Geotechnical works on vernacular building

Date : 2000


Two adjacent farmhouses, covering an area of circa 900m² with a built-up footprint of about 400m², were erected just off a ridge. These properties were vernacular, unreinforced, masonry buildings. A natural cave, at the basement level, links the adjacent agrarian areas of the properties to the courtyard of one of the farmhouses.

Historically, these tenements formed part of a hamlet, now mostly demolished to make room for speculative real estate development. The mode of construction, building techniques and materials used in the constructions of these properties are worth noting. They are a fine example of vernacular architecture, typical of rural settlements in the Mediterranean. Their building stereotomy is fine and well detailed. They are erected directly on the parent rock which is friable in nature. Boulders along the slopes are witnesses to a natural, continuous, weathering process of the parent rock.


Ground-transmitted vibrations generated by mechanical excavators in neighbouring tenements were of concern to the structural stability of these farmhouses. To stabilise the grounds and reduce the risk of collapse of these properties, reinforced concrete piles were introduced to peg the boulders. Furthermore, excavation works within 10 metres from the property line could not be affected by means of mechanical excavators.
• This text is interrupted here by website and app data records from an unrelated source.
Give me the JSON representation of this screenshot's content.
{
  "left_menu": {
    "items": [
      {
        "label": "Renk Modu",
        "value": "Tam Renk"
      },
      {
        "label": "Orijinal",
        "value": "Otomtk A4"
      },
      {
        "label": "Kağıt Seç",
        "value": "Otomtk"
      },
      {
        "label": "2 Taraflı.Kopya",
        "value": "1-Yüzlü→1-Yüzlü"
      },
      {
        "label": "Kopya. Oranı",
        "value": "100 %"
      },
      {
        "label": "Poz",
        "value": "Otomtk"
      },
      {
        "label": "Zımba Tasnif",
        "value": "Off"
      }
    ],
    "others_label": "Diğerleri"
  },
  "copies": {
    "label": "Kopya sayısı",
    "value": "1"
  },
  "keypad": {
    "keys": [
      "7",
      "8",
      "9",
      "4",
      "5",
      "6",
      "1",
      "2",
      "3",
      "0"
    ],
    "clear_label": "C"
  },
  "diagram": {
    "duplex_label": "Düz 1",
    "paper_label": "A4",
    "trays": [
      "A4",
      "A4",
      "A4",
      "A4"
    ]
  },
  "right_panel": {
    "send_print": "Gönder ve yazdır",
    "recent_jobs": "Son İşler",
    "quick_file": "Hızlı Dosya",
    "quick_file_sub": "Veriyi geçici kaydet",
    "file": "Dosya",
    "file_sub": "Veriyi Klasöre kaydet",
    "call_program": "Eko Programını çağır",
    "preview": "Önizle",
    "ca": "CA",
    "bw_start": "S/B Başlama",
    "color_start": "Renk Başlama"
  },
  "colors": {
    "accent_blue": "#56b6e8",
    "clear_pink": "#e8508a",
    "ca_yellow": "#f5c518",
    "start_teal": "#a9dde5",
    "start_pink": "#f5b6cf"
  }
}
Monitoring of vibrations from excavation works was undertaken and glass telltales were placed across existing cracks in order to help identify any movement during works.